◆ **PROBLEM REQUIREMENTS**: Every line in the data below that has the word "this" should be returned.

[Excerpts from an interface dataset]

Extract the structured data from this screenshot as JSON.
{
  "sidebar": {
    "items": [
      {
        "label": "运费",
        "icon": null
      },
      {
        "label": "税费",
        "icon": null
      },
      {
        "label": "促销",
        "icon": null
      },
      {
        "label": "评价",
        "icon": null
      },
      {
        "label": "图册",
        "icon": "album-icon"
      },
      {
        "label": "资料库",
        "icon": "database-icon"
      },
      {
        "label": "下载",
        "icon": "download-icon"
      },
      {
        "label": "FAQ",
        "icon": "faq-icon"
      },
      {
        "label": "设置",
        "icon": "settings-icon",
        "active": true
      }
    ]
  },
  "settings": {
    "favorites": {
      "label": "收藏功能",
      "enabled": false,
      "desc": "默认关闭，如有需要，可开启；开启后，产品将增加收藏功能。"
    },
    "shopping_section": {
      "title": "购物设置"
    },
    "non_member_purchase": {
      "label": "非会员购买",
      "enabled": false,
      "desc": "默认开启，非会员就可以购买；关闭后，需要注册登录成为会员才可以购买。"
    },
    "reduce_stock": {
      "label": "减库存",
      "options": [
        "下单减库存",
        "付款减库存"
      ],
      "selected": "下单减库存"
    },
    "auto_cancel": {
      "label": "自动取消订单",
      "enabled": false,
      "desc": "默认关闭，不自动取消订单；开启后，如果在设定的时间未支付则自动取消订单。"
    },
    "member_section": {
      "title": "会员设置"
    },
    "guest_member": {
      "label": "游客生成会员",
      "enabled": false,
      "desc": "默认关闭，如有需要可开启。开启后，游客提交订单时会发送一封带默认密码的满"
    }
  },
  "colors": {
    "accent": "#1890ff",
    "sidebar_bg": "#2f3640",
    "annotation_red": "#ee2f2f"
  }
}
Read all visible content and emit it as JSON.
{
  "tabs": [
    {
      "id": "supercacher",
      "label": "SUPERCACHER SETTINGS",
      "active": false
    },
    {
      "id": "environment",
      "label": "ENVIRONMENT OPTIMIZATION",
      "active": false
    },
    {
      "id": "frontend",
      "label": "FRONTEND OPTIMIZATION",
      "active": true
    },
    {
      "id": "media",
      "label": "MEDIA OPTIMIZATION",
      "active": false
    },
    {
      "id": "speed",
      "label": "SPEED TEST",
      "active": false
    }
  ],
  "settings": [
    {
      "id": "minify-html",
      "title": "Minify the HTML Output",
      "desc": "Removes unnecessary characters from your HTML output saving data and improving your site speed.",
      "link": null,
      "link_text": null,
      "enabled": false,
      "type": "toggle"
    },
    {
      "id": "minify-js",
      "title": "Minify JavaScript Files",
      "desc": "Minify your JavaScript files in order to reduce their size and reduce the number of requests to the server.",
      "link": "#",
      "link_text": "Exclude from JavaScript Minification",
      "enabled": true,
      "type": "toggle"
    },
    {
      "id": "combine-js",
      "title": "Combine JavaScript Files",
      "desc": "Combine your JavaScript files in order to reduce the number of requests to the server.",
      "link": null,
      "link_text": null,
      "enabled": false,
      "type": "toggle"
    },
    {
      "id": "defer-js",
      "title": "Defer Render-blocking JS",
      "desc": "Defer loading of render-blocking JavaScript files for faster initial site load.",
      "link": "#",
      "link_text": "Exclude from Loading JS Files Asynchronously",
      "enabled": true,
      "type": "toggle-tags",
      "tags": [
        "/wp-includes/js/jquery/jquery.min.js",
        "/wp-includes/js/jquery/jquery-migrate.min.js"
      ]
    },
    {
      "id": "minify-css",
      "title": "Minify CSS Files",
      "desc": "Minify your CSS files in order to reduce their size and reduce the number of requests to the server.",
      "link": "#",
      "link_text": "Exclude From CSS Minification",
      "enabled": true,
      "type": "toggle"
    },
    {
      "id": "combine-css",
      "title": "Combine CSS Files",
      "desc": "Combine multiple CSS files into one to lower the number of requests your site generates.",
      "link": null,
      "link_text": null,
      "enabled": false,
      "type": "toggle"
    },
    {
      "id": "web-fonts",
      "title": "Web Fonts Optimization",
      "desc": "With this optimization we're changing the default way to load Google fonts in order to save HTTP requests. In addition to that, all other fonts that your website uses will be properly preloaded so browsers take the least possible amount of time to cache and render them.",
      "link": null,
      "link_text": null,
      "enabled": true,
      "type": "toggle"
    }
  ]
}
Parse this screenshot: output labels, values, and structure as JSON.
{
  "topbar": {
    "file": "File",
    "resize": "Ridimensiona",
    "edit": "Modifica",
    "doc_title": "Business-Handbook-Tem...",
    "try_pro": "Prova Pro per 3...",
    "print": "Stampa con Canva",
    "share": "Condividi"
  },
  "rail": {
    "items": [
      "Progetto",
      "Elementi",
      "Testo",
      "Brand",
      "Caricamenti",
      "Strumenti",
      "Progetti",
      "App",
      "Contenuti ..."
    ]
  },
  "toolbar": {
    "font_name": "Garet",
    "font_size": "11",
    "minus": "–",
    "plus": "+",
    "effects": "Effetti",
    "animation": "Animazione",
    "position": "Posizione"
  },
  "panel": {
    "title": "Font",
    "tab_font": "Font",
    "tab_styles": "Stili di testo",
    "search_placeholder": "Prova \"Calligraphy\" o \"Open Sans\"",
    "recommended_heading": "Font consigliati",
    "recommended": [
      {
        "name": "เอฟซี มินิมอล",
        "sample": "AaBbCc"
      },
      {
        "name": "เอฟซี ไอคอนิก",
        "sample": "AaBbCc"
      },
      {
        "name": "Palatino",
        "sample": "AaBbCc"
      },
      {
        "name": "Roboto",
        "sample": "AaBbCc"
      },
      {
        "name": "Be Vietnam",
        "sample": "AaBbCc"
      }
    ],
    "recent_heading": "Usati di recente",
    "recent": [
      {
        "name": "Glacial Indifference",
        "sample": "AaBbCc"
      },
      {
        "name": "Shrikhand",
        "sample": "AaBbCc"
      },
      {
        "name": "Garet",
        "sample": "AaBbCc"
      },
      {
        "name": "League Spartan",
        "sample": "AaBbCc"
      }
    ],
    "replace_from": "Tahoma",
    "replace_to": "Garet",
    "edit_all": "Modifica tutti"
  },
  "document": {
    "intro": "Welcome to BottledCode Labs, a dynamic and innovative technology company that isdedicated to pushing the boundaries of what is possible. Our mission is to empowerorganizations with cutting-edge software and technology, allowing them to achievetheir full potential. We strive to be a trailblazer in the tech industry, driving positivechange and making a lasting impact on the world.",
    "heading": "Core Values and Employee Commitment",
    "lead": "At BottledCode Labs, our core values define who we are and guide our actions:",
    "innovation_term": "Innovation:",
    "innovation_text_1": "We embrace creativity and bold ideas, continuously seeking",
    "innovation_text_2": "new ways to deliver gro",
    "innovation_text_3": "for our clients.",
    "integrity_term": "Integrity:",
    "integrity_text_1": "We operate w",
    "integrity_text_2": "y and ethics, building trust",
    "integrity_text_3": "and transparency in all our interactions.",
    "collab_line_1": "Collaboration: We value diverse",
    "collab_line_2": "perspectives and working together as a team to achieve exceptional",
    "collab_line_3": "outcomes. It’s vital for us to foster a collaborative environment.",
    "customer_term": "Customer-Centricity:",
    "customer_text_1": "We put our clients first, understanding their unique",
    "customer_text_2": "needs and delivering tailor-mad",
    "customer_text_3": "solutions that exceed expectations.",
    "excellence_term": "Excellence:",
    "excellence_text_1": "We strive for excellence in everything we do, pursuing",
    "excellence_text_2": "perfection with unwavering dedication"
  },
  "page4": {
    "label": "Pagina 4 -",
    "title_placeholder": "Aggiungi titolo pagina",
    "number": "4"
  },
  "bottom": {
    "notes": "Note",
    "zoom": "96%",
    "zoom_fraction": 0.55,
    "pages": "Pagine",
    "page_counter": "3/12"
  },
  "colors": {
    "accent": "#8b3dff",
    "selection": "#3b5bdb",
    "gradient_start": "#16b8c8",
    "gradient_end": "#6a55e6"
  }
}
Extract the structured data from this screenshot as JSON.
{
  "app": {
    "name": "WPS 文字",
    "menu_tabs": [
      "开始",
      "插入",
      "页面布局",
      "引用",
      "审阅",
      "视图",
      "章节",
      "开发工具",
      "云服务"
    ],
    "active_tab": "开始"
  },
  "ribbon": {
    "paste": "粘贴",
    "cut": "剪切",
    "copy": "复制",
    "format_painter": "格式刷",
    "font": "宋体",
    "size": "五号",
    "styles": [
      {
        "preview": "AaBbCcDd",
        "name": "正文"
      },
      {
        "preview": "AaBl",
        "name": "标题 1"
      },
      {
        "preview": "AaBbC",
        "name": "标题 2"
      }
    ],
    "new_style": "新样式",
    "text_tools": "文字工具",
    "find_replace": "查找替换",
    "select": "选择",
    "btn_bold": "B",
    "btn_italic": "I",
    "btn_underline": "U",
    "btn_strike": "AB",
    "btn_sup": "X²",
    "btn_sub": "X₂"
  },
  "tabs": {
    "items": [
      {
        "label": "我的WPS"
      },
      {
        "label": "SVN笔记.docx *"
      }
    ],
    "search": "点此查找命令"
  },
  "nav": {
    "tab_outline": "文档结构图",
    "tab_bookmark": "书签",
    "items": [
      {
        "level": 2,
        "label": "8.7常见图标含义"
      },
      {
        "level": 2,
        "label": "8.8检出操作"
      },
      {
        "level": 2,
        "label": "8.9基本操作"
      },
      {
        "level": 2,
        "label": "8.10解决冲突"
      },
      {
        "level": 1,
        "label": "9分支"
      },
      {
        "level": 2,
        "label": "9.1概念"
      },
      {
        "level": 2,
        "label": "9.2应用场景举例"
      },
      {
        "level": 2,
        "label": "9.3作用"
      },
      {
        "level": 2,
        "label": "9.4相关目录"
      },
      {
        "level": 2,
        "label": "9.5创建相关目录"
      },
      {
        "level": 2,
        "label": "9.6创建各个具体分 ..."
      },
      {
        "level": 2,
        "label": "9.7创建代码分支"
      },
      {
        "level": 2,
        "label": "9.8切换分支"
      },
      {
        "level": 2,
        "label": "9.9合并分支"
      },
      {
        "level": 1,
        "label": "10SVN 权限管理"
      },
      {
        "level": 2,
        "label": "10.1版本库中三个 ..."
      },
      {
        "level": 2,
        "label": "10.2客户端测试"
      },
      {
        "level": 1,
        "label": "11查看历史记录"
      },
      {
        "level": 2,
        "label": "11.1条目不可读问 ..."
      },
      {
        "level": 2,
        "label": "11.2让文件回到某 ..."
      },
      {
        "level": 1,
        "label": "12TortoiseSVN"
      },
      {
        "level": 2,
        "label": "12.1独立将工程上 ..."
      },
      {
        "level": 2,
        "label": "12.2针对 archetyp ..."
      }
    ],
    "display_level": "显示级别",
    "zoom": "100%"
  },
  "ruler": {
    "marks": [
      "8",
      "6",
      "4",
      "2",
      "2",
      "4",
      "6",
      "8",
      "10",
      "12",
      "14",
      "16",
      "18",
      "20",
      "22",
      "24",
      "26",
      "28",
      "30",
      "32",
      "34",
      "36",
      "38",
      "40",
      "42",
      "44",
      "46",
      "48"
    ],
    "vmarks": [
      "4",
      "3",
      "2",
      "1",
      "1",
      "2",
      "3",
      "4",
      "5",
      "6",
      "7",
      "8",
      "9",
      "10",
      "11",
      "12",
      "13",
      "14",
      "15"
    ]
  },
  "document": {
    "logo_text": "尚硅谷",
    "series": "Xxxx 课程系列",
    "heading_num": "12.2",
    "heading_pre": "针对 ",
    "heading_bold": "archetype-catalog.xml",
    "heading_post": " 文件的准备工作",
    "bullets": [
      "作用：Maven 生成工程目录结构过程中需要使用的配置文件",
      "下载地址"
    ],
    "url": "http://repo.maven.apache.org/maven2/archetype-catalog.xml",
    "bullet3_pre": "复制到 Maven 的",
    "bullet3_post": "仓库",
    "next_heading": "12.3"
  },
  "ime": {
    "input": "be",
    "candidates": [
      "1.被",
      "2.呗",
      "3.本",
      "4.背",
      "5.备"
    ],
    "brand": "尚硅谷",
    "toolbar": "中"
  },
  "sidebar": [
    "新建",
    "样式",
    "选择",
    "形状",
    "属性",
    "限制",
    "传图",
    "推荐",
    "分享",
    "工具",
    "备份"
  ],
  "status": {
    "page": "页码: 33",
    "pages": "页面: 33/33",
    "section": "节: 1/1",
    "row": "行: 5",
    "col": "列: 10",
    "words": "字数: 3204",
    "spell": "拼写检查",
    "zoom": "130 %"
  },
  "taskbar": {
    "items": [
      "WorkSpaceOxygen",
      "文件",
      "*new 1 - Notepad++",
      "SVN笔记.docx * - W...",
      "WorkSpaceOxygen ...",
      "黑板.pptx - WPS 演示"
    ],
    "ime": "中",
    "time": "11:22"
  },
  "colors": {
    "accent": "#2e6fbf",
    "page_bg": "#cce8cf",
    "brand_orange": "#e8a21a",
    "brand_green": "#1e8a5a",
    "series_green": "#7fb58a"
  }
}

◆ **EXERCISE SOLUTION**:
Extract the structured data from this screenshot as JSON.
      "desc": "With this optimization we're changing the default way to load Google fonts in order to save HTTP requests. In addition to that, all other fonts that your website uses will be properly preloaded so browsers take the least possible amount of time to cache and render them.",
Parse this screenshot: output labels, values, and structure as JSON.
Extract the structured data from this screenshot as JSON.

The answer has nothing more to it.